Background: Patients with Cerebral Amyloid Angiopathy (CAA) have posterior vascular amyloid deposition and lower Amyloid Beta (Aβ) levels when compared to Alzheimer’s Disease (AD). We hypothesized that similar findings would be observed in AD patients with strictly lobar microbleeds (LMB) and/or cortical superficial siderosis (cSS) attributable to CAA [CAA-AD], when compared to AD with no hemorrhagic lesion [NH-AD].
Methods: We reviewed brain MRIs of patients with AD who had T2*-, FLAIR and 3D T1-weighted MRI as well as Florbetapir PET, CSF Aβ-42 and tau levels, and APOE status within the ADNI database. We compared the demographics, quantitative imaging and lab findings of CAA-AD to NH-AD.
Results: The CAA-AD (n=51) and NH-AD (n=85) groups were balanced for age, gender and history of hypertension (all p>0.2). The APOE4 was more frequently present in the CAA-AD group (78% vs 60%, p=0.038), no difference for APOE2 (p=0.41). Patients with CAA-AD had higher WMH volume (0.73 vs 0.49 % intracranial volume [ICV], p=0.035) and higher occipital-to-global Florbetapir ratio (0.98 vs 0.94, p=0.02) but similar mean cortical Florbetapir uptake (1.38 vs 1.36, p=0.57), cortical thickness (2.22 vs 2.20 mm, p=0.38), and hippocampal volume (0.37 vs 0.38 % of ICV, p=0.24) when compared to NH-AD. In a multivariable regression model that included all variables above, higher occipital-to-global Florbetapir ratio (p=0.009) and presence of APOE4 (p=0.002) were associated with CAA-AD, higher WMH (p=0.097) showed a trend. In 117 patients with CSF data, CAA-AD (n=46) had lower Aβ-42 (127 vs 140 pg/ml, p=0.038) but similar tau levels (131 vs 136 pg/ml, p=0.68) when compared to NH-AD. Lower Aβ-42 was associated with CAA-AD (p=0.024) in the relevant multivariate regression model.

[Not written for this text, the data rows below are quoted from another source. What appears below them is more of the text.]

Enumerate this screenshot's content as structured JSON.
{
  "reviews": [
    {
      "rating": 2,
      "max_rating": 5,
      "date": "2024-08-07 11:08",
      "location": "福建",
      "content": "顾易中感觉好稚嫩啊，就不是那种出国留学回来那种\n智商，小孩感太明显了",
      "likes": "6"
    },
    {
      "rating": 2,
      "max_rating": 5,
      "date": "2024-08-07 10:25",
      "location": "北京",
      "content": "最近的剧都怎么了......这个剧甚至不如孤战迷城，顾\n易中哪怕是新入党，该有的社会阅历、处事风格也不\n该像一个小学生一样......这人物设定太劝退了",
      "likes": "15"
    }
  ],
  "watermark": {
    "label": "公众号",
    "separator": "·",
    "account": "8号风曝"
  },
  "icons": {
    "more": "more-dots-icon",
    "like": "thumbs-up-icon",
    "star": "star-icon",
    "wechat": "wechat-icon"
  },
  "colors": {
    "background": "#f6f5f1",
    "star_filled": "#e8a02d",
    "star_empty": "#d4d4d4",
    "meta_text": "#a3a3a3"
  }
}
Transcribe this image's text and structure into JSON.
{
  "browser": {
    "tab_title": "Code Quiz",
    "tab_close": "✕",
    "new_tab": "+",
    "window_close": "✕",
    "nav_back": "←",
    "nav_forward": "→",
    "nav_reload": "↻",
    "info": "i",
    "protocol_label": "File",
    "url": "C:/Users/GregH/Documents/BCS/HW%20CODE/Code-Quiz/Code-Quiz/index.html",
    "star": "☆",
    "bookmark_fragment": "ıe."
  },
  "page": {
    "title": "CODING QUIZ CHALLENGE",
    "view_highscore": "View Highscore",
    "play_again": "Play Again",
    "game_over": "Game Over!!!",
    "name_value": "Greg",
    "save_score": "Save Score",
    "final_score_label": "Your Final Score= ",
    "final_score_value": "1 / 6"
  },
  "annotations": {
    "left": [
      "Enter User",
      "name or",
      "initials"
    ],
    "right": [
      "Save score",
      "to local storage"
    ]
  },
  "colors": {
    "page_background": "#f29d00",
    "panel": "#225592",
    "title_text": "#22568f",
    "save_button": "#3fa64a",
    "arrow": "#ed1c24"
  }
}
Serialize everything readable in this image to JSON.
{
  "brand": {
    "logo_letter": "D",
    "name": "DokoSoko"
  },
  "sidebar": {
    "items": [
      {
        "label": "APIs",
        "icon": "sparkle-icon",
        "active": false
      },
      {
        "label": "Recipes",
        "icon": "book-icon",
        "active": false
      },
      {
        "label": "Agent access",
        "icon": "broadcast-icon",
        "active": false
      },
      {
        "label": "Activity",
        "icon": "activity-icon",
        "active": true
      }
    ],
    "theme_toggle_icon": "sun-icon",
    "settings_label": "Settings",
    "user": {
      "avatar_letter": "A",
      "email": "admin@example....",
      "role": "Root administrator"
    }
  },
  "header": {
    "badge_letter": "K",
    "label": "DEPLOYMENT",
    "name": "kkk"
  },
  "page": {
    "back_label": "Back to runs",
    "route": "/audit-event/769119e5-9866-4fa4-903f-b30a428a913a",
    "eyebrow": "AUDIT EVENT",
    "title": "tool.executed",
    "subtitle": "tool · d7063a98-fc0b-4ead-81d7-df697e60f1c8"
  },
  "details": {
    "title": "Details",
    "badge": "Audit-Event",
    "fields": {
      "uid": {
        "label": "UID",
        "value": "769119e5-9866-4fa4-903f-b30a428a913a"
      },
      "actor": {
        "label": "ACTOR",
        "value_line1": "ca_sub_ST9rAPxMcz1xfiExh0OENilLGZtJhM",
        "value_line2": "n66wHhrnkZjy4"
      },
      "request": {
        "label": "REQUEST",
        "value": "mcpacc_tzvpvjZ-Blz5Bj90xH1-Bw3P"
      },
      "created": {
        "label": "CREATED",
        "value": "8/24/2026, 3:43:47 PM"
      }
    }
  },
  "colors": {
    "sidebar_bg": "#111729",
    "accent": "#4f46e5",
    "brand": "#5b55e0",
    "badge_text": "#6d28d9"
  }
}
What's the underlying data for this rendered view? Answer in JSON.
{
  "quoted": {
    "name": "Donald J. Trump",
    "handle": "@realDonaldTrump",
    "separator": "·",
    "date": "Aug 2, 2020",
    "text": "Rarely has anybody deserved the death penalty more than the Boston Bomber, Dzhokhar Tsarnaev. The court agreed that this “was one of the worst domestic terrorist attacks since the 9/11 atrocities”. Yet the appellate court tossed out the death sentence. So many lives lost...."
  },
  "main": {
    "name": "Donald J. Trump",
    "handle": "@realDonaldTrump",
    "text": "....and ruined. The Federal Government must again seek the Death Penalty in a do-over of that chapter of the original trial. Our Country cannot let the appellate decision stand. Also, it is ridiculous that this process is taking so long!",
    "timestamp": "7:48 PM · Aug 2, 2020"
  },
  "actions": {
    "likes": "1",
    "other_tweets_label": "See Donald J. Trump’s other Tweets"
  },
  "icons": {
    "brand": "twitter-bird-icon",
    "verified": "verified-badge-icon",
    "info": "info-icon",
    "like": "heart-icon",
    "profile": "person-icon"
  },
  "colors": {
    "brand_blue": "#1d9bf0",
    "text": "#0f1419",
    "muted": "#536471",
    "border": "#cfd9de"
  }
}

Conclusions: Over one-third of patients with AD displayed subtle hemorrhagic lesions in a CAA-pattern on MRI. When compared to NH-AD, they have higher occipital Florbetapir uptake suggesting vascular amyloid binding and lower CSF Aβ-42 levels that might be related to sequestering of amyloid in cortical vessel walls. These results support the possibility that advanced CAA commonly accompanies clinically diagnosed AD, contributing to dementia pathogenesis and potentially affecting clinical treatment decisions.